> [BRIEF]: Wherever the string "name" appears in the records, return the line that holds it.

TASK MATERIAL below:

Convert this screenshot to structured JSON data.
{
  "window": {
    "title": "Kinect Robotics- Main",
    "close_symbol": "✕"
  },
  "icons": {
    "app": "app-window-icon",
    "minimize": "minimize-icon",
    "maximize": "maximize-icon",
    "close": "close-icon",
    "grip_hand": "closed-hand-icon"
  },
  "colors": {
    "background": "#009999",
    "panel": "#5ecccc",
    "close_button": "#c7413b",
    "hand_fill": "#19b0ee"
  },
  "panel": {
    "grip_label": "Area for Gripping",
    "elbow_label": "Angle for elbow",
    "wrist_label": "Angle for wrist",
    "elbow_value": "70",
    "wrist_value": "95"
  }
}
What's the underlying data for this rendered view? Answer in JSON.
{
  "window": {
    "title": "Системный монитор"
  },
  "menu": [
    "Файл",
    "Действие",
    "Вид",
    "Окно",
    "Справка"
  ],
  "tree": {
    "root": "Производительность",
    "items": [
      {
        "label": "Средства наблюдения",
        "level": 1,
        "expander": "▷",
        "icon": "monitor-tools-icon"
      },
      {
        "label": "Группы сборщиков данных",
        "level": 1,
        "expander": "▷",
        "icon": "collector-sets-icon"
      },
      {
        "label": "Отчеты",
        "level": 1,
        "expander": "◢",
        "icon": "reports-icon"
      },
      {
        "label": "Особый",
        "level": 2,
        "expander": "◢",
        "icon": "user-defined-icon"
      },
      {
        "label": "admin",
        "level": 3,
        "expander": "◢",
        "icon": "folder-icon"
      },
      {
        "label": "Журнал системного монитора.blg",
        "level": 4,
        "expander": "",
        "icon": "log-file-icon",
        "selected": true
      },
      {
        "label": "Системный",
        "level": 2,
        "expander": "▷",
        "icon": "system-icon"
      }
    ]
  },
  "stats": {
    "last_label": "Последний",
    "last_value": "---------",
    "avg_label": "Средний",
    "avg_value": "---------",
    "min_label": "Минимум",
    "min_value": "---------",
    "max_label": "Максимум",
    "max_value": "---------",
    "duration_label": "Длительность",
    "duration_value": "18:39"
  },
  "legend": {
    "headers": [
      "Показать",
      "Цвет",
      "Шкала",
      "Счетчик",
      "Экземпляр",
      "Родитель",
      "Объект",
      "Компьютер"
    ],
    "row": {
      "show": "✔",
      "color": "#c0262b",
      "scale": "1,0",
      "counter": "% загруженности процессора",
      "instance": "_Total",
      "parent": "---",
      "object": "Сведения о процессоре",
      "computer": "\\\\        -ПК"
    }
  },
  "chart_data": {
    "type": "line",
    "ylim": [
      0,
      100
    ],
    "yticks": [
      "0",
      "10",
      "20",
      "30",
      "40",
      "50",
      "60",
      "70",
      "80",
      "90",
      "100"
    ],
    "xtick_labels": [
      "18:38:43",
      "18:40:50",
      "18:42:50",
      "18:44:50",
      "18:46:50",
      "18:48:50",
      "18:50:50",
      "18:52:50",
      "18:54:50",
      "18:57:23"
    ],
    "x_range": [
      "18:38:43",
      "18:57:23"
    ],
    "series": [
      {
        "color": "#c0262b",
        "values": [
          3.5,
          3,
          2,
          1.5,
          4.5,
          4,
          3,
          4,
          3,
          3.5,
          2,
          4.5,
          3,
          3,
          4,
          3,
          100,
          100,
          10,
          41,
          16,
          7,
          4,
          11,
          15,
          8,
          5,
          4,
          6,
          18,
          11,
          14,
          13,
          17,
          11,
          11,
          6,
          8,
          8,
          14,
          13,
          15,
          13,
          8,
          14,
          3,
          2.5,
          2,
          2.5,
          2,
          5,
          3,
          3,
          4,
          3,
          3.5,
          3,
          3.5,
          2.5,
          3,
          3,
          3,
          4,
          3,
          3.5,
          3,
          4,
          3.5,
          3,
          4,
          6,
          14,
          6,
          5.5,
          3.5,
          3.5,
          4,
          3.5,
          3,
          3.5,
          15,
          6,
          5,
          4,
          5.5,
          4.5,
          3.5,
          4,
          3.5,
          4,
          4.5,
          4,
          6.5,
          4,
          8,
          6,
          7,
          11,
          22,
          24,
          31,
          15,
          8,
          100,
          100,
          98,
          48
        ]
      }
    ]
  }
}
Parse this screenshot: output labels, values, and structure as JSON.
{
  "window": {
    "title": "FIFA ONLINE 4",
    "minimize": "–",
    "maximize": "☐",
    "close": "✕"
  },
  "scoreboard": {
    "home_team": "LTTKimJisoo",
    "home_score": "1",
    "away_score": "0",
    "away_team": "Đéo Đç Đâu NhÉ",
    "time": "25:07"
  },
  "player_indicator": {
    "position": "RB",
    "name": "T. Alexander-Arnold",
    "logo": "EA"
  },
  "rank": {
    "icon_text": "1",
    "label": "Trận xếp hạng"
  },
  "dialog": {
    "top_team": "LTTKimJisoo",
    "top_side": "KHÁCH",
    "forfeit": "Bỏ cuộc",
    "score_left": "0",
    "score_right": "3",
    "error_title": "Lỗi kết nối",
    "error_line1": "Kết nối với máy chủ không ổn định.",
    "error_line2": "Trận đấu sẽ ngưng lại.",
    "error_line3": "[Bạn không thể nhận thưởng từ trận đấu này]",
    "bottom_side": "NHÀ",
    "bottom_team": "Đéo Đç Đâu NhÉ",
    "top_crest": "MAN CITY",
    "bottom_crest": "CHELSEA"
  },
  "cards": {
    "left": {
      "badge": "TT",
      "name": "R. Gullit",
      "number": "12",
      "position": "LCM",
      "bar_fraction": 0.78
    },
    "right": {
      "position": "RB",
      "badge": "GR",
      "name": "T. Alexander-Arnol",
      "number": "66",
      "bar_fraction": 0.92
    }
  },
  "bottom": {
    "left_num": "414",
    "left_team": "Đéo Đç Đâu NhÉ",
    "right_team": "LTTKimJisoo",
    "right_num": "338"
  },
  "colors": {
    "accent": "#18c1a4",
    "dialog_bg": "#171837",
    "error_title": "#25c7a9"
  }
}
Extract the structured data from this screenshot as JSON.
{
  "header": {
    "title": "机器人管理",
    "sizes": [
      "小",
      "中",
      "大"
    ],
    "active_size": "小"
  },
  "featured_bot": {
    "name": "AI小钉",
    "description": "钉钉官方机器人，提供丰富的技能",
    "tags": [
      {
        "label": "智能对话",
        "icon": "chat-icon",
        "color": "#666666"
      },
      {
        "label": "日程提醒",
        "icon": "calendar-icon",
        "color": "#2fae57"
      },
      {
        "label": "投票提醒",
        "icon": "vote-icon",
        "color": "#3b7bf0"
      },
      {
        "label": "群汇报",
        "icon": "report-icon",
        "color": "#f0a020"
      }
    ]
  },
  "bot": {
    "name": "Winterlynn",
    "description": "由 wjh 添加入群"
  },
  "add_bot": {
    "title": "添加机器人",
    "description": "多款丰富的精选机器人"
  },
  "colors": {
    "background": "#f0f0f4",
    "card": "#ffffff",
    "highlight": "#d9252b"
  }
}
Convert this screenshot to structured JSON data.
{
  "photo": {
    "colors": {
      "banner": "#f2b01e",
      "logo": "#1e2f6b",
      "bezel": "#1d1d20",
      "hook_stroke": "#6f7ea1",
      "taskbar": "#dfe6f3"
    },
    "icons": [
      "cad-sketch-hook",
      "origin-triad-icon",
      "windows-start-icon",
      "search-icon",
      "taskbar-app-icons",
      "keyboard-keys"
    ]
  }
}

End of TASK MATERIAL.

> [EXERCISE RESULT]:
    "name": "T. Alexander-Arnold",
      "name": "R. Gullit",
      "name": "T. Alexander-Arnol",
    "name": "AI小钉",
    "name": "Winterlynn",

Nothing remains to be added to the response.